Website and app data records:
== Segment start ==

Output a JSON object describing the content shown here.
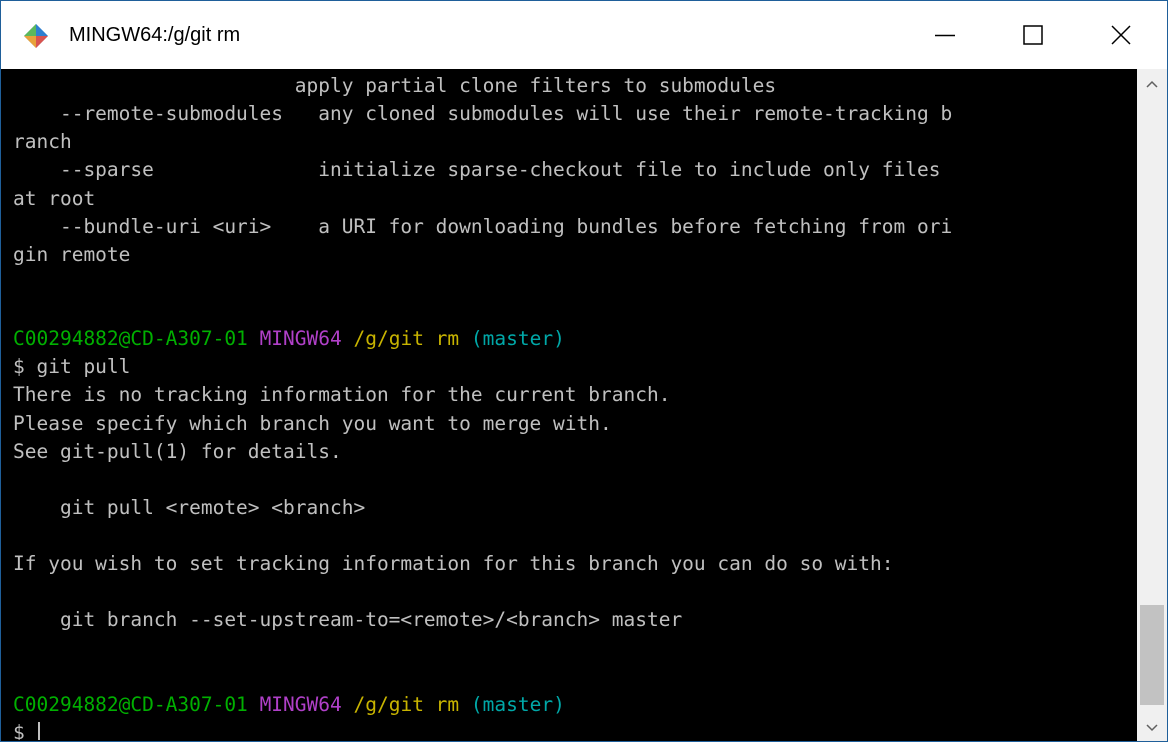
{
  "window": {
    "title": "MINGW64:/g/git rm"
  },
  "icons": {
    "app": "git-for-windows-icon",
    "minimize": "minimize-icon",
    "maximize": "maximize-icon",
    "close": "close-icon",
    "scroll_up": "chevron-up-icon",
    "scroll_down": "chevron-down-icon"
  },
  "colors": {
    "prompt_user": "#00b000",
    "prompt_env": "#b040c8",
    "prompt_path": "#c8b400",
    "prompt_branch": "#00a8a8",
    "text": "#c0c0c0",
    "background": "#000000"
  },
  "terminal": {
    "lines": [
      "                        apply partial clone filters to submodules",
      "    --remote-submodules   any cloned submodules will use their remote-tracking b",
      "ranch",
      "    --sparse              initialize sparse-checkout file to include only files",
      "at root",
      "    --bundle-uri <uri>    a URI for downloading bundles before fetching from ori",
      "gin remote",
      "",
      "",
      {
        "prompt": {
          "user": "C00294882@CD-A307-01",
          "env": "MINGW64",
          "path": "/g/git rm",
          "branch": "(master)"
        }
      },
      "$ git pull",
      "There is no tracking information for the current branch.",
      "Please specify which branch you want to merge with.",
      "See git-pull(1) for details.",
      "",
      "    git pull <remote> <branch>",
      "",
      "If you wish to set tracking information for this branch you can do so with:",
      "",
      "    git branch --set-upstream-to=<remote>/<branch> master",
      "",
      "",
      {
        "prompt": {
          "user": "C00294882@CD-A307-01",
          "env": "MINGW64",
          "path": "/g/git rm",
          "branch": "(master)"
        }
      },
      {
        "input": "$ "
      }
    ]
  }
}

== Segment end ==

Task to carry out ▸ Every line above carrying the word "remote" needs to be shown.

Answer ▸
      "    --remote-submodules   any cloned submodules will use their remote-tracking b",
      "gin remote",
      "    git pull <remote> <branch>",
      "    git branch --set-upstream-to=<remote>/<branch> master",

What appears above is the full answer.